United States District Court, W.D. Wisconsin
OPINION & ORDER
D. PETERSON District Judge
Buckeye International, Inc., sells floor finishing products,
including Gym Bond, a bonding agent that is supposed to help
a clear topcoat adhere to a previously finished gymnasium
floor. Defendant Schmidt Custom Floors, Inc., used Gym Bond
on the floors of several sports facilities, but the floors
had problems with peeling. Schmidt was unhappy with
Buckeye's response, so Schmidt turned to social media and
email to voice complaints about Gym Bond and Buckeye. Buckeye
contends that the peeling was caused by Schmidt's faulty
preparation of the floor surface, and that Schmidt's
complaints are false and damaging to Buckeye's
Buckeye turns to this court for relief, with claims against
Schmidt for false advertising under the Lanham Act,
defamation, injurious falsehood, tortious interference with
business relationships, tortious interference with a
contract, injury to business, and declaratory judgment.
Schmidt asserts counterclaims for breach of contract and
breach of warranty.
before the court is Buckeye's motion for a preliminary
injunction that would prohibit Schmidt from making future
false statements and require Schmidt to, among other things,
take down its social media postings about Buckeye, retract
and correct the complaining emails, and publish corrective
advertising. Dkt. 7.
court will deny the motion for preliminary injunction for
several reasons. Buckeye's motion relies solely on its
false advertisement claim under the Lanham Act, which would
require Buckeye to show that Schmidt's statements were
made “in commercial advertising or promotion.” 15
U.S.C. § 1125(a)(1)(B). A customer's complaints
about a supplier's products and services, even if posted
on social media, are not statements made in commercial
advertising or promotion. And Schmidt has voluntarily removed
its social media postings, which leaves its direct
communications to its own customers and the trade
association. At this point, the parties sharply and genuinely
dispute the cause of the floor problems, and it would be

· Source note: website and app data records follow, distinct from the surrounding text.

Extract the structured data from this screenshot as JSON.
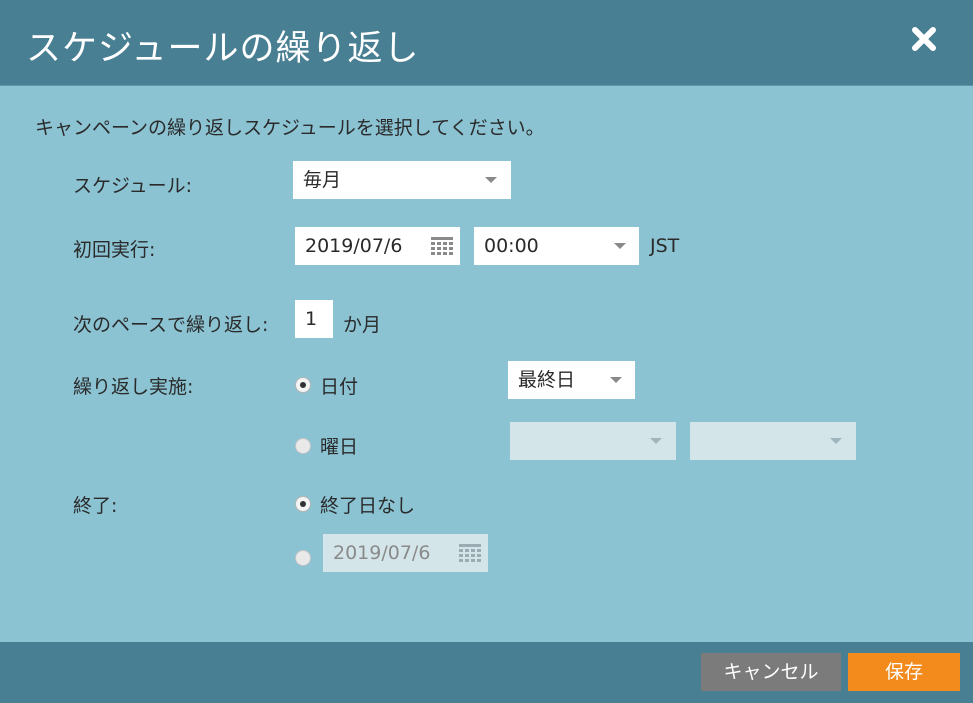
{
  "dialog": {
    "title": "スケジュールの繰り返し",
    "close_icon": "close-icon",
    "instructions": "キャンペーンの繰り返しスケジュールを選択してください。"
  },
  "schedule": {
    "label": "スケジュール:",
    "value": "毎月"
  },
  "first_run": {
    "label": "初回実行:",
    "date": "2019/07/6",
    "time": "00:00",
    "timezone": "JST"
  },
  "repeat_every": {
    "label": "次のペースで繰り返し:",
    "value": "1",
    "unit": "か月"
  },
  "repeat_on": {
    "label": "繰り返し実施:",
    "date_option": "日付",
    "date_value": "最終日",
    "weekday_option": "曜日",
    "weekday_value_1": "",
    "weekday_value_2": ""
  },
  "end": {
    "label": "終了:",
    "no_end_option": "終了日なし",
    "end_date": "2019/07/6"
  },
  "footer": {
    "cancel_label": "キャンセル",
    "save_label": "保存"
  },
  "colors": {
    "header": "#487f93",
    "body": "#8bc3d3",
    "save_button": "#f28a1c",
    "cancel_button": "#7b7b7b"
  }
}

inappropriate for the court to curtail Schmidt's
complaints about Buckeye's product.
court begins with an evidentiary issue. Buckeye moves to
strike the proposed findings of fact and affidavits Schmidt
filed in opposition to Buckeye's motion for a preliminary
injunction. Dkt. 29. This court's procedures for
obtaining injunctive relief authorize an opposing party to
file a response to the movant's proposed findings of
fact; they do not authorize the opposing party to file its
own proposed findings of fact, as Schmidt did
here.Buckeye will have no opportunity to respond
to Schmidt's proposed findings of fact, so the court will
not consider Schmidt's proposed findings in this order.
See Bernatello's Pizza, Inc. v. Hansen Foods,
LLC, 173 F.Supp.3d 790, 794 (W.D. Wis. 2016).
the affidavits filed by Schmidt, Buckeye contends that
portions of Jason Heiman's affidavit and the entirety of
Roy Reichow's affidavit are inadmissible. The court will
not strike either affidavit. Reichow's affidavit would
not suffice as a full-blown expert report under Federal Rule
of Civil Procedure 26(a)(2)(B), but it is adequate as part of
a response to a motion for preliminary injunction. The court
is not persuaded that Heiman's affidavit includes
significant information for which he does not have an
adequate foundation of personal knowledge (except paragraph
37). The statements that Buckeye contends are hearsay were
made by Buckeye's employee or agent, Fred Werth, so those
statements would be admissible as party admissions under
Federal Rule of Evidence 801(d)(2)(D).
following facts are undisputed unless otherwise noted.
sells janitorial products and floor finishing products.
Schmidt is a flooring installer and refinisher. Schmidt buys
Buckeye products through San-A-Care, Inc., Buckeye's
exclusive distributor for the Milwaukee area. Buckeye and
Schmidt do not compete, but some of Schmidt's customers
also purchase Buckeye janitorial products through San-A-Care.
Bond is designed to facilitate the bonding of a clear topcoat
to a previously finished hardwood sports court, such as a
basketball court or gymnasium. Schmidt used Gym Bond when it
installed the floors of sports facilities at various schools
and universities, but the topcoat eventually peeled off, and
Schmidt's customers complained to Schmidt. Schmidt in
turn complained to Buckeye and the National Wood Flooring
Association. Dkt. 10-1, at 16- 18. Buckeye initially agreed
to pay to refinish some of the peeling floors while it
investigated the cause of the peeling. Although the parties
cooperated at first, ultimately Buckeye and Schmidt both
denied fault and blamed the other for the peeling.
contends that Buckeye cut off communication about the peeling
problem and refused to make good on its promises to pay for
remediation on floors that Schmidt had refinished using Gym
parties agree that Schmidt complained about Gym Bond and
Buckeye on social media and directly to Schmidt customers and
trade associations. ...